Amor - is an Earth Approaching asteroid type defined by the perihelion distance, q. If an asteroid has 1.0 < q <= 1.3 AU.

Aphelion distance - with symbol Q, is the most distant point from the sun in an objects orbit. Apogee is the term for Earth orbiting objects and Apoapsis is the generic term for any orbit around any other object. 

Apollo - is an Earth Approaching asteroid or Earth Crossing asteroid whose semi-major axis, a, is greater than 1.0 AU but it's perihelion distance, q, is less than 1.0 AU. 

Argument of pericenter - with symbol ω [Greek little omega], is an orbital element which defines the orientation of the location of perihelion or pericenter of the orbit. 

Aten - is an Earth Crossing asteroid whose semi-major axis, a, is less than 1.0 AU but it's aphelion distance, Q, is greater than 1.0 AU. 

Astronomical Unit - abbreviated AU, is approximately the mean distance of Earth from the sun. The AU was fixed by the IAU at the value of 149,597,870.7 km. 

CCD - Charge Coupled Device. The detector that most observatories, including Spacewatch®, use to image the sky. 

Cosmic rays - Atomic particles moving through space at near the speed of light. They are believed to be a product of supernovae or flares on the Sun. These particles pass through the telescope CCD and artificially add to the amount of light measured by a small number of pixels on the CCD. 

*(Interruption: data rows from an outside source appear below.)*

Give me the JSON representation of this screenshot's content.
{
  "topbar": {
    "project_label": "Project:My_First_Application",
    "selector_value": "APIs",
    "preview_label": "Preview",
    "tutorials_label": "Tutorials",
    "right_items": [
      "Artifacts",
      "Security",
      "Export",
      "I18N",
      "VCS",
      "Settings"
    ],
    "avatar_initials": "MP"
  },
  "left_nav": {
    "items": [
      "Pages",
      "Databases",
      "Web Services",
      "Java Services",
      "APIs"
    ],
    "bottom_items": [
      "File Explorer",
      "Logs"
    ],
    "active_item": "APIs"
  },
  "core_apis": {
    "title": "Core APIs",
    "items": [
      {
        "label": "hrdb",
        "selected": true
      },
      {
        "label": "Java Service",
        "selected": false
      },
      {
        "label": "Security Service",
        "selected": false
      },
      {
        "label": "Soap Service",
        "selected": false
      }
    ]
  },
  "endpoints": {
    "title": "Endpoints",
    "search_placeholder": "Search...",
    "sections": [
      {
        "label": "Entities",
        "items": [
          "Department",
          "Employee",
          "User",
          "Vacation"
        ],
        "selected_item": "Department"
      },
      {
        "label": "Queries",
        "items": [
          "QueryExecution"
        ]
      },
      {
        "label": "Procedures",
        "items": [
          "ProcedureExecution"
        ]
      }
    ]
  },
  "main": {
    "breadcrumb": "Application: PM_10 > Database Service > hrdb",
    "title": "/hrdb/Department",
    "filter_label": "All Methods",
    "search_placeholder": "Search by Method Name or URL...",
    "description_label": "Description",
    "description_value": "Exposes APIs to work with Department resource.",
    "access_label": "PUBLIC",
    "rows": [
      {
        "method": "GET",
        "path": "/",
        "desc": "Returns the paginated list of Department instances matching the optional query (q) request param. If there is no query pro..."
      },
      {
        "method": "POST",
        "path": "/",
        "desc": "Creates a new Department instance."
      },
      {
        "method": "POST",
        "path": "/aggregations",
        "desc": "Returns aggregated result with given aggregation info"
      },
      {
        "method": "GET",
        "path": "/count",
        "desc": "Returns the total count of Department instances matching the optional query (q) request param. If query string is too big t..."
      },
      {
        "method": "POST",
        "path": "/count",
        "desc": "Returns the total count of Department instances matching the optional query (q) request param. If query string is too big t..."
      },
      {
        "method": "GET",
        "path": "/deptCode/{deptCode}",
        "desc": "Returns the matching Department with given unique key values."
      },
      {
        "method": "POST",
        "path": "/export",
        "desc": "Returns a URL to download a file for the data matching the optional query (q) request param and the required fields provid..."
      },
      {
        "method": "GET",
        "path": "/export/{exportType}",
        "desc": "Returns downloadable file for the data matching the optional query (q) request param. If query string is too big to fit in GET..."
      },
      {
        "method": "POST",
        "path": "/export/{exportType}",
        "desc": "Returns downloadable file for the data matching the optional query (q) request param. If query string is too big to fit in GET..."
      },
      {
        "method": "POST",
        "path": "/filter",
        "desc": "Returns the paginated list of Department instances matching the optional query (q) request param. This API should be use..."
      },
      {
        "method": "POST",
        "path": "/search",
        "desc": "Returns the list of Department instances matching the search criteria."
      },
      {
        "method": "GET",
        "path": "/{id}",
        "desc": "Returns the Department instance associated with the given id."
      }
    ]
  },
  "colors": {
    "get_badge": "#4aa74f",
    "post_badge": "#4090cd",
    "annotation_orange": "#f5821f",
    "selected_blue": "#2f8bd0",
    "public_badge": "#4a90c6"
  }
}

Eccentricity - with symbol e, is an orbital element that defines the shape of an orbit. When eccentricity is 0.0, the orbit is circular, 1.0 the orbit is parabolic. 

Ephemeris - a table of times with predicted positions for moving object 

FMO - Fast Moving Object 

Inclination - with symbol i, is an orbital element that defines how steeply the orbit is tilted with respect to the ecliptic. 

Light curve effects - how the brightness of an object changes with time (brightness variability will have a period and an amplitude, e.g. rotating asteroids may reflect light differently off of each side - but the change in reflectivity has a discernible pattern) 

Longitude of the ascending node - with symbol Ω[Greek big omega], is an orbital element that defines what direction the object is in as it is ascending through the plane of the ecliptic 

Main-belt asteroid - An asteroid which orbits in the Main Belt, usually between Mars and Jupiter. 

MPC - Minor Planet Center

NEA - near-Earth asteroid, includes both asteroids and comets. 

NEO - near-Earth object 

Orbital elements - define the shape, size and orientation of the path ("orbit") of an object around another object. The elements are the semi-major axis, eccentricity, inclination, argument of pericenter, longitude of the ascending node and time of perihelion (or alternatively, the mean anomaly and epoch). 

Perihelion distance - with symbol q, is the closest distance of an objects orbit to the sun. Perigee is the term for Earth orbiting objects and Periapsis is the generic term for any orbit around any other object. 

Pixel - a "picture element" or a single spot of light on your image. A CCD array is composed of some number of pixels. For example, the previous generation Spacewatch® CCD had 2048x2048 pixels or 4,194,304 pixels. Our new mosaic camera will be composed of 4 CCDs each with 2048x4608 pixels or 4x9,437,184 = 37,748,736 pixels. 

Pixelation - An example of pixelation is a diagonal line with a stair-stepped appearance 

Semi-major axis - with symbol a, is normally measured in units of astronomical units. a is the average distance of the object from the sun (or whatever central body it orbits) and combined with the other orbital elements, allows us to classify an object and compute where it will be at other times. 

Twilight, nautical - the moment when the center of the sun is geometrically 12 degrees below the horizon 

Twilight, astronomical - the moment at which the sun no longer contributes to sky illumination (sun is 18 degrees below the horizon) 

VFMO - Very Fast Moving Object